DESCRIPTION OF THE TASK
Repeat the data. Keep each line identical.

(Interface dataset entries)
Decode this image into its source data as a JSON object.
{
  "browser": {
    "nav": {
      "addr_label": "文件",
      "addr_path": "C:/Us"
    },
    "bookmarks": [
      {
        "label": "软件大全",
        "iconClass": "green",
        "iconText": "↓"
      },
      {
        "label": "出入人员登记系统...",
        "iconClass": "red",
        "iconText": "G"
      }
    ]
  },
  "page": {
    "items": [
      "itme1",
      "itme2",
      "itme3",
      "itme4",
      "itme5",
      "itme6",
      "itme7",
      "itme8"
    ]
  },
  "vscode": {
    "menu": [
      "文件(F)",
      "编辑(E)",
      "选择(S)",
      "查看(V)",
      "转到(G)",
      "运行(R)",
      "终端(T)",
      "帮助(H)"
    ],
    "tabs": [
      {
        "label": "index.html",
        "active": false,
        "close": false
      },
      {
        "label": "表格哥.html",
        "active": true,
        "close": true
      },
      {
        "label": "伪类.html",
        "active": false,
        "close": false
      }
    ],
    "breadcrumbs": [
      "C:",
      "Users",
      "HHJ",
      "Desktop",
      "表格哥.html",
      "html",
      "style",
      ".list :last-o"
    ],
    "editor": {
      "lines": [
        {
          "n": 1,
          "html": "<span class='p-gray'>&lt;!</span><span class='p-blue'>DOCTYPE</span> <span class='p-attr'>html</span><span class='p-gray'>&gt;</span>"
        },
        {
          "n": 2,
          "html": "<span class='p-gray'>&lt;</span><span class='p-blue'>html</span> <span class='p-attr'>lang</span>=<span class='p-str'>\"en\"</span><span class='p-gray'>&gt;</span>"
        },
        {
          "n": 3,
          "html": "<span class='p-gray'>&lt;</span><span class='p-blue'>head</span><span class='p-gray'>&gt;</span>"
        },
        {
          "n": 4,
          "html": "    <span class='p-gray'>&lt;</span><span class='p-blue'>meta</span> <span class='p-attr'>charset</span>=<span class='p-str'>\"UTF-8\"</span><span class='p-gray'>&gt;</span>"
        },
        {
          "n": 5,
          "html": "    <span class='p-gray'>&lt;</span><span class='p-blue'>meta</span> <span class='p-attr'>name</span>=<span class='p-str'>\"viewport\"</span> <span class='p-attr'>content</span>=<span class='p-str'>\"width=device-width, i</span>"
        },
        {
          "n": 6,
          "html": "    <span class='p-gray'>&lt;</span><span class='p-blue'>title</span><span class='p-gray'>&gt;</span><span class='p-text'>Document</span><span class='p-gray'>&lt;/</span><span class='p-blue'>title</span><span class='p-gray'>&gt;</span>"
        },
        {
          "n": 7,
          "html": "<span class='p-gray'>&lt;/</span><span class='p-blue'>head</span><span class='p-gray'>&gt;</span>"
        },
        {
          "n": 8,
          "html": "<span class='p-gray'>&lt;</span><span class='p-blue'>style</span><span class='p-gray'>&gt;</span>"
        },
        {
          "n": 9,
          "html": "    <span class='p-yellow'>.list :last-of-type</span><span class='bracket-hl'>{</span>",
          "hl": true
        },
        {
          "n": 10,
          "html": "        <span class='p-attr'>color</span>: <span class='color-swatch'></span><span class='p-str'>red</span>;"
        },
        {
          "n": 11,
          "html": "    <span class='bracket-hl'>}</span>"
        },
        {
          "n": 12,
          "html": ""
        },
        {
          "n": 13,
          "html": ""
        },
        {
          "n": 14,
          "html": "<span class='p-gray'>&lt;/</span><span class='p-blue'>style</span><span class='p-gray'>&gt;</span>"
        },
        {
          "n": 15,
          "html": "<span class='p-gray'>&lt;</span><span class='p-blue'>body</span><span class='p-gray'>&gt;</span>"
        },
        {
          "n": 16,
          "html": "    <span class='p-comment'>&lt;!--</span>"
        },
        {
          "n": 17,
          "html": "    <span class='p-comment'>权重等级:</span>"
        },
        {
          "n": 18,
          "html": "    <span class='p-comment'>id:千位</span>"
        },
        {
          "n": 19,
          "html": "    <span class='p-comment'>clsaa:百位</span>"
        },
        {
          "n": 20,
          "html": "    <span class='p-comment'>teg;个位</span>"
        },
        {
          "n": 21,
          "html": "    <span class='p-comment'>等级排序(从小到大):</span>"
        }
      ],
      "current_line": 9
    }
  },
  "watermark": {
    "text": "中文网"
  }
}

PROBLEM SOLUTION
Decode this image into its source data as a JSON object.
{
  "browser": {
    "nav": {
      "addr_label": "文件",
      "addr_path": "C:/Us"
    },
    "bookmarks": [
      {
        "label": "软件大全",
        "iconClass": "green",
        "iconText": "↓"
      },
      {
        "label": "出入人员登记系统...",
        "iconClass": "red",
        "iconText": "G"
      }
    ]
  },
  "page": {
    "items": [
      "itme1",
      "itme2",
      "itme3",
      "itme4",
      "itme5",
      "itme6",
      "itme7",
      "itme8"
    ]
  },
  "vscode": {
    "menu": [
      "文件(F)",
      "编辑(E)",
      "选择(S)",
      "查看(V)",
      "转到(G)",
      "运行(R)",
      "终端(T)",
      "帮助(H)"
    ],
    "tabs": [
      {
        "label": "index.html",
        "active": false,
        "close": false
      },
      {
        "label": "表格哥.html",
        "active": true,
        "close": true
      },
      {
        "label": "伪类.html",
        "active": false,
        "close": false
      }
    ],
    "breadcrumbs": [
      "C:",
      "Users",
      "HHJ",
      "Desktop",
      "表格哥.html",
      "html",
      "style",
      ".list :last-o"
    ],
    "editor": {
      "lines": [
        {
          "n": 1,
          "html": "<span class='p-gray'>&lt;!</span><span class='p-blue'>DOCTYPE</span> <span class='p-attr'>html</span><span class='p-gray'>&gt;</span>"
        },
        {
          "n": 2,
          "html": "<span class='p-gray'>&lt;</span><span class='p-blue'>html</span> <span class='p-attr'>lang</span>=<span class='p-str'>\"en\"</span><span class='p-gray'>&gt;</span>"
        },
        {
          "n": 3,
          "html": "<span class='p-gray'>&lt;</span><span class='p-blue'>head</span><span class='p-gray'>&gt;</span>"
        },
        {
          "n": 4,
          "html": "    <span class='p-gray'>&lt;</span><span class='p-blue'>meta</span> <span class='p-attr'>charset</span>=<span class='p-str'>\"UTF-8\"</span><span class='p-gray'>&gt;</span>"
        },
        {
          "n": 5,
          "html": "    <span class='p-gray'>&lt;</span><span class='p-blue'>meta</span> <span class='p-attr'>name</span>=<span class='p-str'>\"viewport\"</span> <span class='p-attr'>content</span>=<span class='p-str'>\"width=device-width, i</span>"
        },
        {
          "n": 6,
          "html": "    <span class='p-gray'>&lt;</span><span class='p-blue'>title</span><span class='p-gray'>&gt;</span><span class='p-text'>Document</span><span class='p-gray'>&lt;/</span><span class='p-blue'>title</span><span class='p-gray'>&gt;</span>"
        },
        {
          "n": 7,
          "html": "<span class='p-gray'>&lt;/</span><span class='p-blue'>head</span><span class='p-gray'>&gt;</span>"
        },
        {
          "n": 8,
          "html": "<span class='p-gray'>&lt;</span><span class='p-blue'>style</span><span class='p-gray'>&gt;</span>"
        },
        {
          "n": 9,
          "html": "    <span class='p-yellow'>.list :last-of-type</span><span class='bracket-hl'>{</span>",
          "hl": true
        },
        {
          "n": 10,
          "html": "        <span class='p-attr'>color</span>: <span class='color-swatch'></span><span class='p-str'>red</span>;"
        },
        {
          "n": 11,
          "html": "    <span class='bracket-hl'>}</span>"
        },
        {
          "n": 12,
          "html": ""
        },
        {
          "n": 13,
          "html": ""
        },
        {
          "n": 14,
          "html": "<span class='p-gray'>&lt;/</span><span class='p-blue'>style</span><span class='p-gray'>&gt;</span>"
        },
        {
          "n": 15,
          "html": "<span class='p-gray'>&lt;</span><span class='p-blue'>body</span><span class='p-gray'>&gt;</span>"
        },
        {
          "n": 16,
          "html": "    <span class='p-comment'>&lt;!--</span>"
        },
        {
          "n": 17,
          "html": "    <span class='p-comment'>权重等级:</span>"
        },
        {
          "n": 18,
          "html": "    <span class='p-comment'>id:千位</span>"
        },
        {
          "n": 19,
          "html": "    <span class='p-comment'>clsaa:百位</span>"
        },
        {
          "n": 20,
          "html": "    <span class='p-comment'>teg;个位</span>"
        },
        {
          "n": 21,
          "html": "    <span class='p-comment'>等级排序(从小到大):</span>"
        }
      ],
      "current_line": 9
    }
  },
  "watermark": {
    "text": "中文网"
  }
}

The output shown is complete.